» **WHAT YOU ARE ASKED TO DO**: An exact reproduction of the listing, minus the pictures, is the required output.

» **RECORDS FOR PROCESSING**:
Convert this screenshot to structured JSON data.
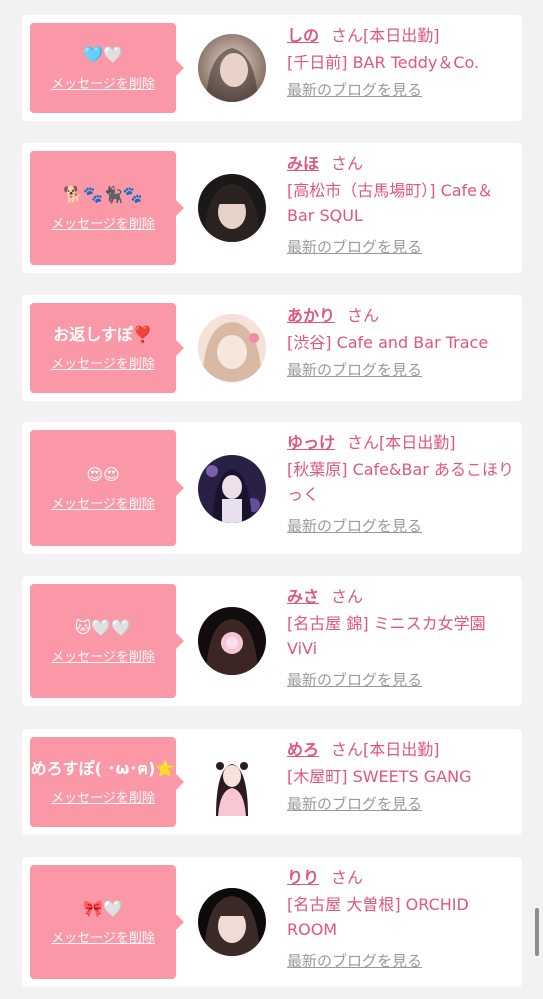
{
  "cards": [
    {
      "message": "🩵🤍",
      "delete_label": "メッセージを削除",
      "name": "しの",
      "san": "さん",
      "status": "[本日出勤]",
      "shop": "[千日前] BAR Teddy＆Co.",
      "blog_link": "最新のブログを見る",
      "avatar_colors": [
        "#d9c7be",
        "#3a2e2a"
      ]
    },
    {
      "message": "🐕🐾🐈‍⬛🐾",
      "delete_label": "メッセージを削除",
      "name": "みほ",
      "san": "さん",
      "status": "",
      "shop": "[高松市（古馬場町）] Cafe＆Bar SQUL",
      "blog_link": "最新のブログを見る",
      "avatar_colors": [
        "#a89a92",
        "#1c1818"
      ]
    },
    {
      "message": "お返しすぽ❣️",
      "delete_label": "メッセージを削除",
      "name": "あかり",
      "san": "さん",
      "status": "",
      "shop": "[渋谷] Cafe and Bar Trace",
      "blog_link": "最新のブログを見る",
      "avatar_colors": [
        "#f3d9cc",
        "#b78c70"
      ]
    },
    {
      "message": "😍😍",
      "delete_label": "メッセージを削除",
      "name": "ゆっけ",
      "san": "さん",
      "status": "[本日出勤]",
      "shop": "[秋葉原] Cafe&Bar あるこほりっく",
      "blog_link": "最新のブログを見る",
      "avatar_colors": [
        "#6b4f9e",
        "#1a1330"
      ]
    },
    {
      "message": "🐱🤍🤍",
      "delete_label": "メッセージを削除",
      "name": "みさ",
      "san": "さん",
      "status": "",
      "shop": "[名古屋 錦] ミニスカ女学園ViVi",
      "blog_link": "最新のブログを見る",
      "avatar_colors": [
        "#4a2c2a",
        "#120c0c"
      ]
    },
    {
      "message": "めろすぽ( ･ω･ฅ)⭐️",
      "delete_label": "メッセージを削除",
      "name": "めろ",
      "san": "さん",
      "status": "[本日出勤]",
      "shop": "[木屋町] SWEETS GANG",
      "blog_link": "最新のブログを見る",
      "avatar_colors": [
        "#ffffff",
        "#f7c8d4"
      ]
    },
    {
      "message": "🎀🤍",
      "delete_label": "メッセージを削除",
      "name": "りり",
      "san": "さん",
      "status": "",
      "shop": "[名古屋 大曽根] ORCHID ROOM",
      "blog_link": "最新のブログを見る",
      "avatar_colors": [
        "#3a2a28",
        "#0e0a0a"
      ]
    }
  ]
}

» **TASK SOLUTION**:
Convert this screenshot to structured JSON data.
{
  "cards": [
    {
      "message": "🩵🤍",
      "delete_label": "メッセージを削除",
      "name": "しの",
      "san": "さん",
      "status": "[本日出勤]",
      "shop": "[千日前] BAR Teddy＆Co.",
      "blog_link": "最新のブログを見る",
      "avatar_colors": [
        "#d9c7be",
        "#3a2e2a"
      ]
    },
    {
      "message": "🐕🐾🐈‍⬛🐾",
      "delete_label": "メッセージを削除",
      "name": "みほ",
      "san": "さん",
      "status": "",
      "shop": "[高松市（古馬場町）] Cafe＆Bar SQUL",
      "blog_link": "最新のブログを見る",
      "avatar_colors": [
        "#a89a92",
        "#1c1818"
      ]
    },
    {
      "message": "お返しすぽ❣️",
      "delete_label": "メッセージを削除",
      "name": "あかり",
      "san": "さん",
      "status": "",
      "shop": "[渋谷] Cafe and Bar Trace",
      "blog_link": "最新のブログを見る",
      "avatar_colors": [
        "#f3d9cc",
        "#b78c70"
      ]
    },
    {
      "message": "😍😍",
      "delete_label": "メッセージを削除",
      "name": "ゆっけ",
      "san": "さん",
      "status": "[本日出勤]",
      "shop": "[秋葉原] Cafe&Bar あるこほりっく",
      "blog_link": "最新のブログを見る",
      "avatar_colors": [
        "#6b4f9e",
        "#1a1330"
      ]
    },
    {
      "message": "🐱🤍🤍",
      "delete_label": "メッセージを削除",
      "name": "みさ",
      "san": "さん",
      "status": "",
      "shop": "[名古屋 錦] ミニスカ女学園ViVi",
      "blog_link": "最新のブログを見る",
      "avatar_colors": [
        "#4a2c2a",
        "#120c0c"
      ]
    },
    {
      "message": "めろすぽ( ･ω･ฅ)⭐️",
      "delete_label": "メッセージを削除",
      "name": "めろ",
      "san": "さん",
      "status": "[本日出勤]",
      "shop": "[木屋町] SWEETS GANG",
      "blog_link": "最新のブログを見る",
      "avatar_colors": [
        "#ffffff",
        "#f7c8d4"
      ]
    },
    {
      "message": "🎀🤍",
      "delete_label": "メッセージを削除",
      "name": "りり",
      "san": "さん",
      "status": "",
      "shop": "[名古屋 大曽根] ORCHID ROOM",
      "blog_link": "最新のブログを見る",
      "avatar_colors": [
        "#3a2a28",
        "#0e0a0a"
      ]
    }
  ]
}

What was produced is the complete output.